Web portal www.qpeka.com will launch a new segment dedicated to crowdsourcing educational content. CEO and co-founder Madhurima Naidu talks about the new initiative, which will be up and running in about two months
Thane-based writer Madhurima Naidu hails from a family of teachers and educationists. So when it was time for her to take over the running of the two-year-old self-publishing platform for fiction writing, www.qpeka.com three months ago, expanding the platform to include study material was a no brainer. “My father’s sister was a teacher at a municipal school,” explains Madhurima. “I have seen children, who didn’t have a privileged economic background, grow up to become doctors and engineers. So I have seen what education can do to you,” explains the CEO and co-founder of the website.
A screenshot of www.qpeka.com
The website, in its current format, allows writers to contribute fictional works of writing such as poems and stories. In less than two months’ time, Madhurima and her team will launch a new segment dedicated to study material, called The Study Table. The segment will include material on all subjects, be it Grade 5 mathematics or a college-level paper on English literature. “There is no single online forum that hosts that kind of literature,” elaborates the 33-year-old. Madhurima is especially keen to add educational texts in regional languages to the website. “That content in English will be included is almost a given.
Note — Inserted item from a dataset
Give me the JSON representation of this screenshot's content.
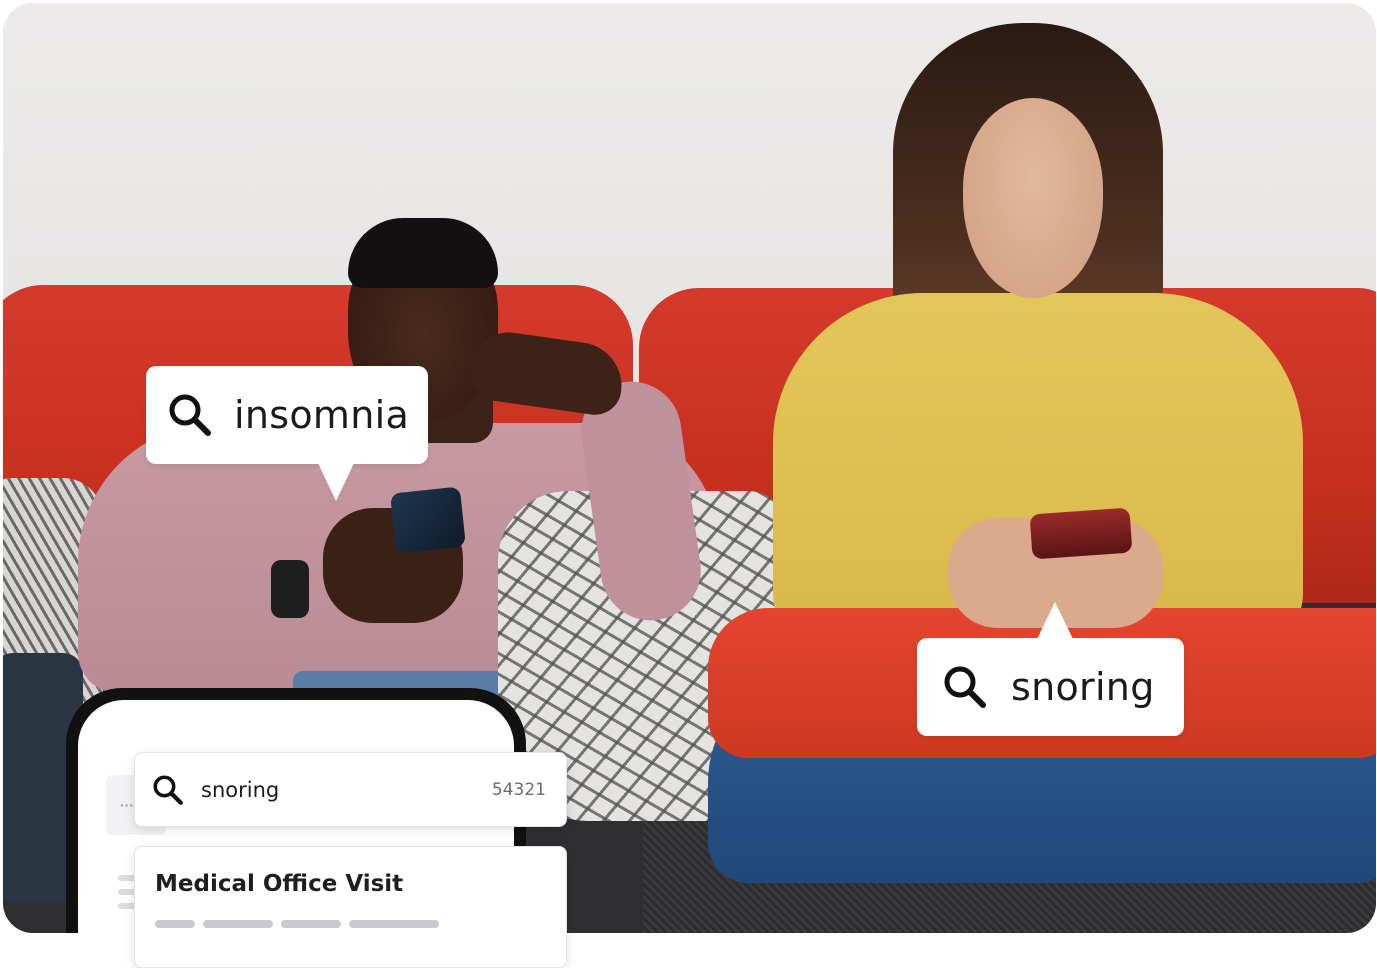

I want it to have content in any language — Assamese, Oriya, anything at all,” she says.
Anyone can contribute to the segment, adds Madhurima. “If you have some spare time, you can write something that is very basic -- for instance, you can explain what a noun or pronoun is, and upload that to the website. You can also have Hindi to English translations of the text and vice versa. Or, if you have a great book which explains a certain concept well, you can scan and upload it,” explains Madhurima, adding that while the concept may sound “futuristic”, it has the potential to change students’ lives.
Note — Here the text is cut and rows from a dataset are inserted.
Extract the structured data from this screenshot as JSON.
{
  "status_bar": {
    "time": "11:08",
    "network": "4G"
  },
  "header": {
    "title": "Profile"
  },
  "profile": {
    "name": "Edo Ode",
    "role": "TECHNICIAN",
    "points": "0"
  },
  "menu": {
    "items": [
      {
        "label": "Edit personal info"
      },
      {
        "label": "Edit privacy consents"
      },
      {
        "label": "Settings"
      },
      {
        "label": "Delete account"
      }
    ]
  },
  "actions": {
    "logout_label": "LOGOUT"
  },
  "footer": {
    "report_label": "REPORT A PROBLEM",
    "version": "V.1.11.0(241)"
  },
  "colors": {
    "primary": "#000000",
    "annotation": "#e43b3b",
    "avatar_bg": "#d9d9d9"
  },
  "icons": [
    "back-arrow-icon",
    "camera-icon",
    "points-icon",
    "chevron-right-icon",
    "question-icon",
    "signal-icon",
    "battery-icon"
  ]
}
The first formidable challenge is checking the quality and accuracy of the uploaded material. “We already have a basic quality check in place. Our readers can comment on the uploaded literature whereby verifying its use and authenticity. We are also looking at working within certain parameters, such as encouraging more schools, colleges and educational institutions to contribute,” explains Madhurima.
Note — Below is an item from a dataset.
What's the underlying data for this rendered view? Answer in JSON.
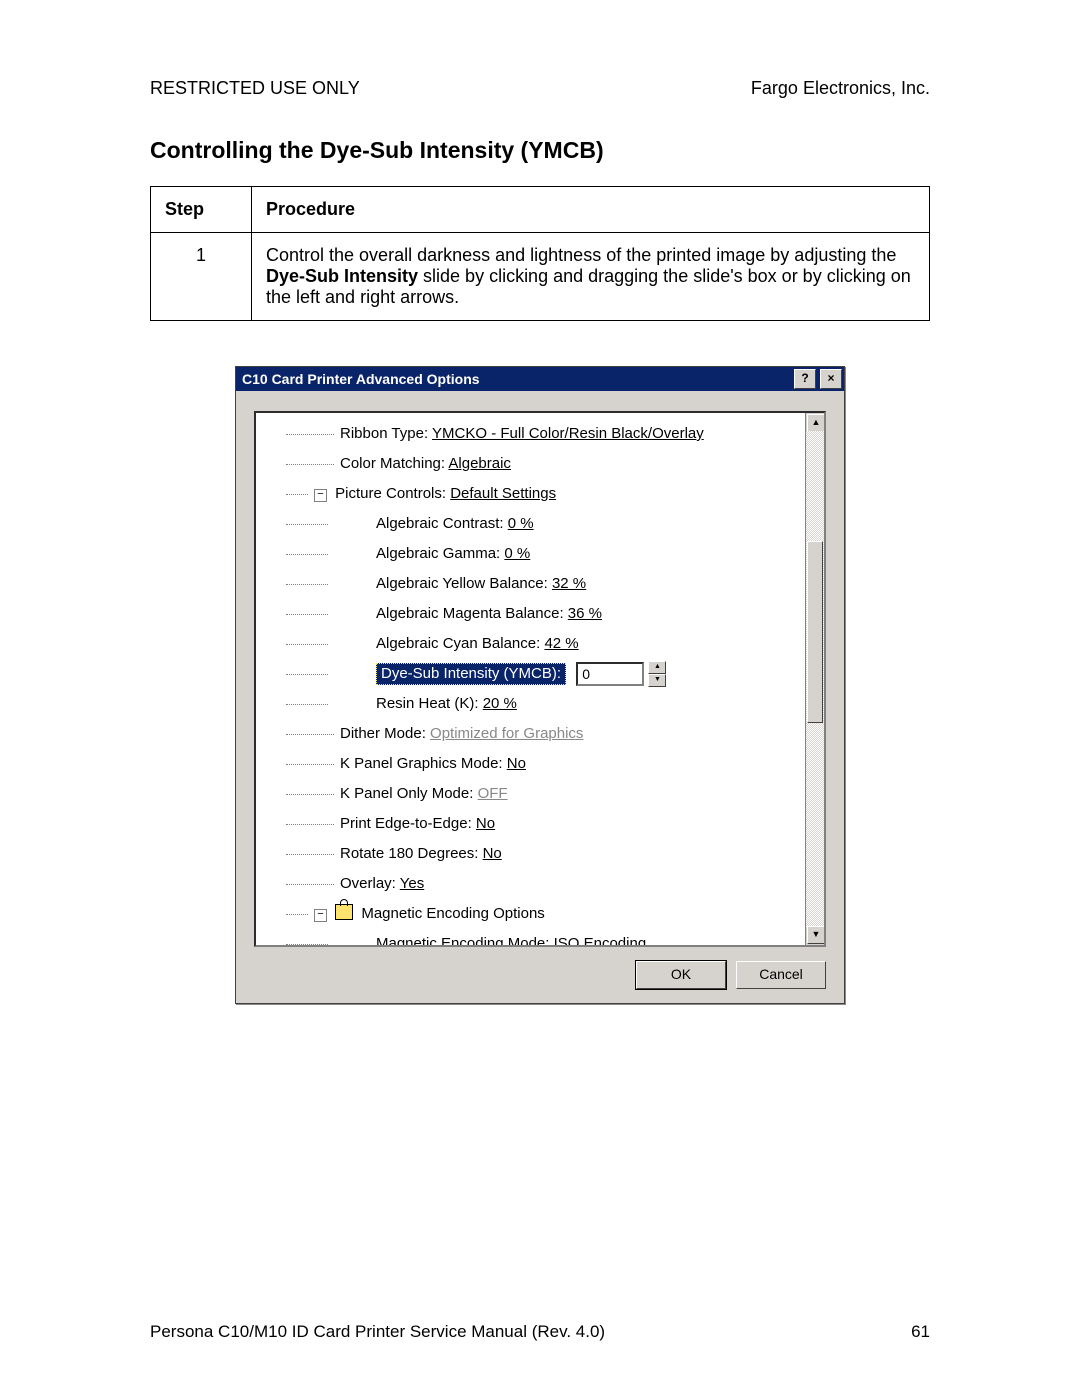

She opines that the project is the perfect opportunity for people to give something back to the community. “Retired men and women, for instance, can use their time in a valuable way by contributing to the website,” she adds. To spread the word about the website, Naidu plans to contact schools and colleges. “We are going to ask them to allow us to talk to kids and attend PTA meetings. We are also looking at roping in NGOs. All this will take some time, as we first need to get a mechanism for quality control in place. I hope to make this into a social interaction platform where people can exchange notes, get in touch with each other and form groups,” she concludes.